The FDA investigators working on the case said that under ideal conditions, with proper refrigeration, there appeared to be no problems with the sandwiches. But, according to the memos, at least three FDA field investigators were concerned that Amtrak's equipment was not adequate, and if the sandwiches were left unrefrigerated for long periods, the threat of botulism spreading would be greatly increased.
FDA officials acknowledged yesterday that they are conducting two investigations concerning the sandwiches. The first - beginning Monday - is a test of the sandwiches themselves, in an attempt to see how easily botulism can spread in the sealed sandwich's environment. The second is an investigation into Amtrak's equipment to determine the danger of equipment failure that could lead to underrefrigeration.
FDA spokesman Wayne Pines confirmed an earlier report that the agency did not officially notify the sandwich producer, American Micro-Fare, a Dallas-based firm owned by Dallas Cowboy's owner Clint Murchison, that the FDA above and beyond those conducted by the company earlier for the FDA.
Pines said, however, that the FDA was not "about to take regulatory action . . . our investigation is continuing.
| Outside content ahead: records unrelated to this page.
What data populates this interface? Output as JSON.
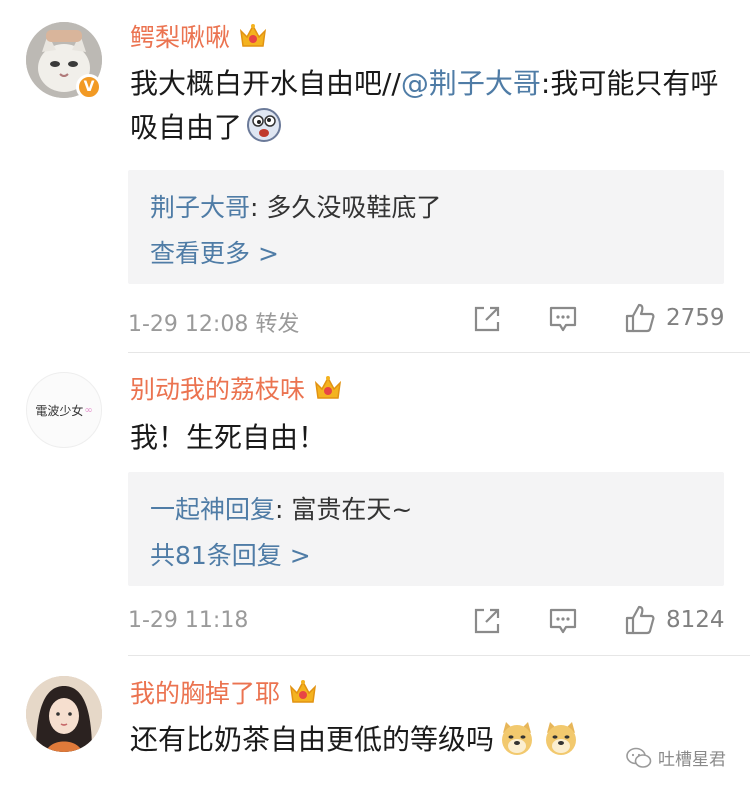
{
  "comments": [
    {
      "username": "鳄梨啾啾",
      "text_before": "我大概白开水自由吧//",
      "mention": "@荆子大哥",
      "text_after": ":我可能只有呼吸自由了",
      "quote_user": "荆子大哥",
      "quote_sep": ": ",
      "quote_text": "多久没吸鞋底了",
      "quote_more": "查看更多 >",
      "time": "1-29 12:08 转发",
      "likes": "2759"
    },
    {
      "username": "别动我的荔枝味",
      "avatar_text": "電波少女",
      "text": "我！生死自由！",
      "quote_user": "一起神回复",
      "quote_sep": ": ",
      "quote_text": "富贵在天~",
      "quote_more": "共81条回复 >",
      "time": "1-29 11:18",
      "likes": "8124"
    },
    {
      "username": "我的胸掉了耶",
      "text": "还有比奶茶自由更低的等级吗"
    }
  ],
  "watermark": "吐槽星君",
  "colors": {
    "username": "#eb7350",
    "link": "#4f7ca6",
    "meta": "#9a9a9a",
    "quote_bg": "#f4f4f5"
  }
}
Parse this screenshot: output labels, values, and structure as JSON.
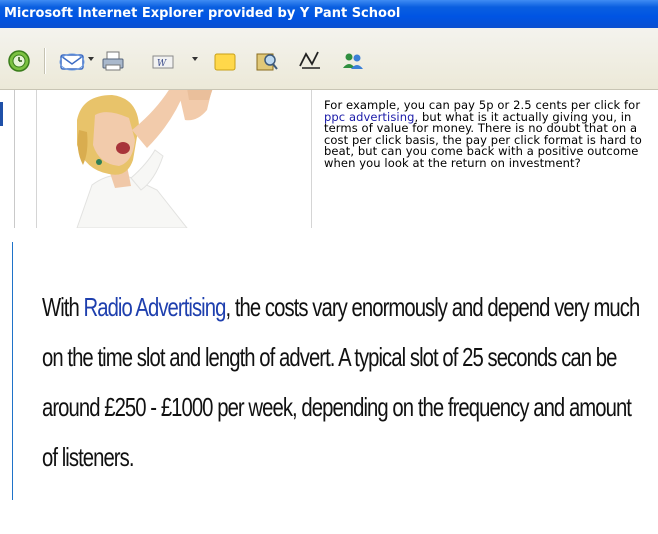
{
  "window": {
    "title": "Microsoft Internet Explorer provided by Y Pant School"
  },
  "toolbar": {
    "icons": [
      "history-icon",
      "mail-icon",
      "print-icon",
      "word-edit-icon",
      "notes-icon",
      "research-icon",
      "messenger-icon",
      "contacts-icon"
    ]
  },
  "article_top": {
    "text_before_link": "For example, you can pay 5p or 2.5 cents per click for ",
    "link_text": "ppc advertising",
    "text_after_link": ", but what is it actually giving you, in terms of value for money. There is no doubt that on a cost per click basis, the pay per click format is hard to beat, but can you come back with a positive outcome when you look at the return on investment?"
  },
  "article_bottom": {
    "text_before_link": "With ",
    "link_text": "Radio Advertising",
    "text_after_link": ", the costs vary enormously and depend very much on the time slot and length of advert. A typical slot of 25 seconds can be around £250 - £1000 per week, depending on the frequency and amount of listeners."
  },
  "colors": {
    "title_bar": "#0054e3",
    "link": "#1a1aa8",
    "toolbar_bg": "#ece9d8"
  }
}
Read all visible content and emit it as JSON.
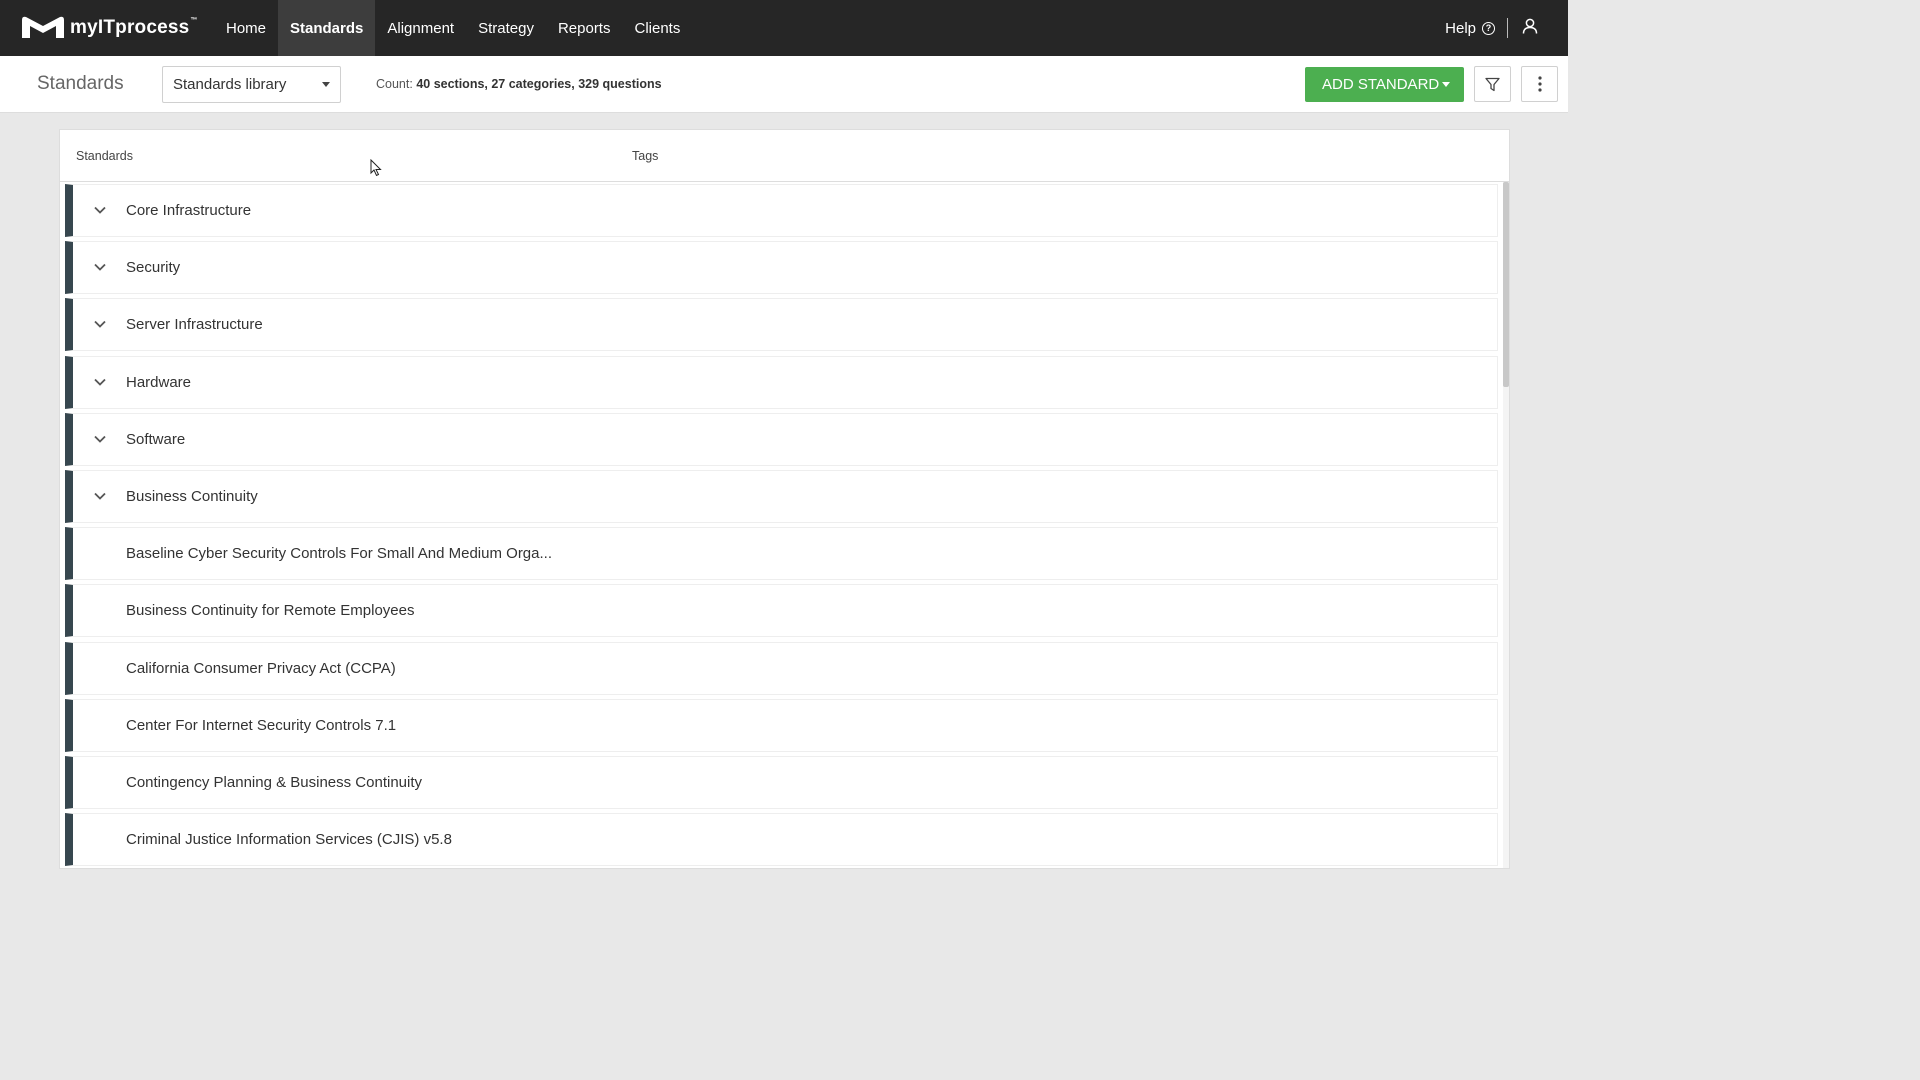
{
  "brand": {
    "name": "myITprocess",
    "trademark": "™"
  },
  "nav": {
    "items": [
      {
        "label": "Home"
      },
      {
        "label": "Standards"
      },
      {
        "label": "Alignment"
      },
      {
        "label": "Strategy"
      },
      {
        "label": "Reports"
      },
      {
        "label": "Clients"
      }
    ],
    "active": "Standards",
    "help_label": "Help"
  },
  "toolbar": {
    "page_title": "Standards",
    "library_select": "Standards library",
    "count_prefix": "Count: ",
    "count_value": "40 sections, 27 categories, 329 questions",
    "add_button": "ADD STANDARD",
    "accent_color": "#4caf50"
  },
  "table": {
    "col_standards": "Standards",
    "col_tags": "Tags",
    "rows": [
      {
        "label": "Core Infrastructure",
        "expandable": true
      },
      {
        "label": "Security",
        "expandable": true
      },
      {
        "label": "Server Infrastructure",
        "expandable": true
      },
      {
        "label": "Hardware",
        "expandable": true
      },
      {
        "label": "Software",
        "expandable": true
      },
      {
        "label": "Business Continuity",
        "expandable": true
      },
      {
        "label": "Baseline Cyber Security Controls For Small And Medium Orga...",
        "expandable": false
      },
      {
        "label": "Business Continuity for Remote Employees",
        "expandable": false
      },
      {
        "label": "California Consumer Privacy Act (CCPA)",
        "expandable": false
      },
      {
        "label": "Center For Internet Security Controls 7.1",
        "expandable": false
      },
      {
        "label": "Contingency Planning & Business Continuity",
        "expandable": false
      },
      {
        "label": "Criminal Justice Information Services (CJIS) v5.8",
        "expandable": false
      }
    ]
  }
}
Had Amtrak continued to sell the sandwiches, we would not have ordered them to stop."
The Amtrak recall yesterday involved some 96,000 sandwiches which cost the railroad $76,800. Because of its contractual agreement, Amtrak probably will abosrb the costs, although American Micro-Fare president Frank Creager said he expects to "work with Amtrak."
"We think highly of Amtrak people," Creager said in a telephone interview, "and we will do what we can to continue working with them. For now, we have the ability to package without nitrogen merely by turning off two valves, although we think the nitrogen system provides a far superior product."
Amtrak officials began calling regional distributors yesterday and placing rush orders for regularly packaged sandwiches to be delivered as early as 2 p.m.